Here’s the take away — You don’t have to give up or give in. Everyone has some hope or desire that has been worn down and beat up by disappointments as time drags along. And, let’s be honest, it’s hard. It’s exhausting. It even seems pointless to continue pressing on. But the endurance that faithfulness demands of us isn’t our own. We have access to a Father that understands. And it is His strength that carries us. We don’t have to give up because God is our source.

Or maybe you are on the other side of the equation. Maybe you are the one who keeps failing. The one who keeps rejecting God when the pressure of the world seems to be upon you. You also don’t need to give up or give in. God’s faithfulness is greater than our unfaithfulness. And though we may stumble and fall, if we keep trying again and again, as many times as it takes, we will be able to tap into that power that God is offering us and become faithful.

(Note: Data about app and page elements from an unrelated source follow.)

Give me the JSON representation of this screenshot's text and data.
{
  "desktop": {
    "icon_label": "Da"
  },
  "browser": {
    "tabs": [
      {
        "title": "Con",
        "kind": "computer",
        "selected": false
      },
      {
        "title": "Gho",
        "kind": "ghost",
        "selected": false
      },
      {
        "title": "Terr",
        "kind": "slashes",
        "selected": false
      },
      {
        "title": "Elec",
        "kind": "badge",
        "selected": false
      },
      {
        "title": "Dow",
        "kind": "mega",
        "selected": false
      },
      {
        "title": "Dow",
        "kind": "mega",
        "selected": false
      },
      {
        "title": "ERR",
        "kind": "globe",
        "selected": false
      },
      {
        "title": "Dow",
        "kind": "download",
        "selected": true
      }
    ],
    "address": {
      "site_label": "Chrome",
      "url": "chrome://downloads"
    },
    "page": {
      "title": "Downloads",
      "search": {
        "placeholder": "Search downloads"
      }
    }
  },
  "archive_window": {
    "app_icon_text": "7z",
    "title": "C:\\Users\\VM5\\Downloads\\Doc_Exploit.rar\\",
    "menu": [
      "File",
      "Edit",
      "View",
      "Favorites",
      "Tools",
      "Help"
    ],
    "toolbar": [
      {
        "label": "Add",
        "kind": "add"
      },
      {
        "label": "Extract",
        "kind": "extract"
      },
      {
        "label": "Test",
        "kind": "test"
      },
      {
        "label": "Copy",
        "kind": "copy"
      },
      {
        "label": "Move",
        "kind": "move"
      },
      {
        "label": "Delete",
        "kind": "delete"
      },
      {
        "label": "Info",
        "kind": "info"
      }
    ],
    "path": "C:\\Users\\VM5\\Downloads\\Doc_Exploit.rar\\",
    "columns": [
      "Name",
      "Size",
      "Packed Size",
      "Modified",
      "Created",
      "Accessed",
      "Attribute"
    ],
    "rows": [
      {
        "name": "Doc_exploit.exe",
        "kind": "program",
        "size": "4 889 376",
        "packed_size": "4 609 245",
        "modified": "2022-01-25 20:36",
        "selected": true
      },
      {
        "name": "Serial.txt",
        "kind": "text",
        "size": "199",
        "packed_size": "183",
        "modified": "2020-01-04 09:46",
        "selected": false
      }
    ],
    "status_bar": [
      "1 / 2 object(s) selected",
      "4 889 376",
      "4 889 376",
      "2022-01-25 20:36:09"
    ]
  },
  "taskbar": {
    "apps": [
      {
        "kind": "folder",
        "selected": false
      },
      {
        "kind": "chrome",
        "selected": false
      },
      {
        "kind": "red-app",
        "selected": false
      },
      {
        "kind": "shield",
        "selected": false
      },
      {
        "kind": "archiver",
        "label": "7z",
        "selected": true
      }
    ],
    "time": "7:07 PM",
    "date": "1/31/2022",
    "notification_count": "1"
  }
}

So, don’t be like me…don’t say, ‘I’m out,’ before the end of book two…because the story that God is writing is much bigger than we can imagine…and masterpieces take time to complete.

3 Checks to Controlling Yourself 

In the last 12 hours, I’ve had three conversations around the subject of control. One was with myself; it happens when you wake up an hour before the alarm.

The interesting core of these conversations had to do with being frustrated or anxious. And every one of them found the same end that the cause of the frustration and anxiety was trying to control something that was out of their control.

We’ve all been there. “Why can’t they do it this way?” “What if they get mad?” “How come she gets better reviews they I get?” Before we drive ourselves to losing control, maybe we can check ourselves and, in a sense, own our control issues rather than trying to control things that we really can’t.

Check #1-Check your Expectations. Ask these questions:

  • Whose expectations are these?
  • Who agreed to these expectations?
  • What should my expectations be and what am I basing them on?
  • What happens if my expectations don’t get met? Who is going to care besides me?
  • What happens if my expectations do get met? Who is going to care besides me?

Check #2-Check your Opportunities. Ask these questions:

  • How might this relationship grow?
  • What might I learn today?
  • What other perspectives have I not considered?
  • How could I cultivate gratitude?
  • How can I show respect?

Check #3-Check your Fears. Ask these questions:

  • What if love drove me more than fear?
  • What can I find to affirm rather than judge?
  • How can I connect with them rather than hide from them?
  • What fears need to hear me say, “Yes”?
  • What fears need to hear me say, “No”?

“For God has not given us a spirit of fear, but of power and of love and of a sound mind.” 2Timothy 1:7

That’s Just What I Needed

Yesterday, we had a memorial service for a longstanding, faithful member of First Baptist. The service, which included selections of their favorite worship songs, was planned by him and his wife. After the service, his wife said, in thanking me for my part in the service, “That’s just what I needed. I hope those songs were okay, but they meant something to us.”

To be frank, who cares if people attending a memorial service have any offense to service choices. They mean something to you; that’s why you plan them ahead of time so they reveal what’s important, your values, your life.

I’ve blogged about this before, but it begs repeating. If you haven’t done this already, it’s time to think about helping your family out by planning your memorial service. That might mean not having one. It might mean a small gathering at a graveside. It might be a traditional church service. Whatever it might look like it in your head, that’s a problem. It’s only in your head. Speak it. Write it. Plan it.

My father died in 1980. I was 12. I can tell you off the top of my head two of the song selections, vocalists who sang, and who the two preachers were. Why? Because they were amazing? Because they are in a recording I’ve listened to? Nope. It’s because I knew that my dad planned it. Those songs, those singers, those speakers were his choosing. 

Do everyone a favor. Get this done. Help them be able to say after your service, “That’s just what I needed.”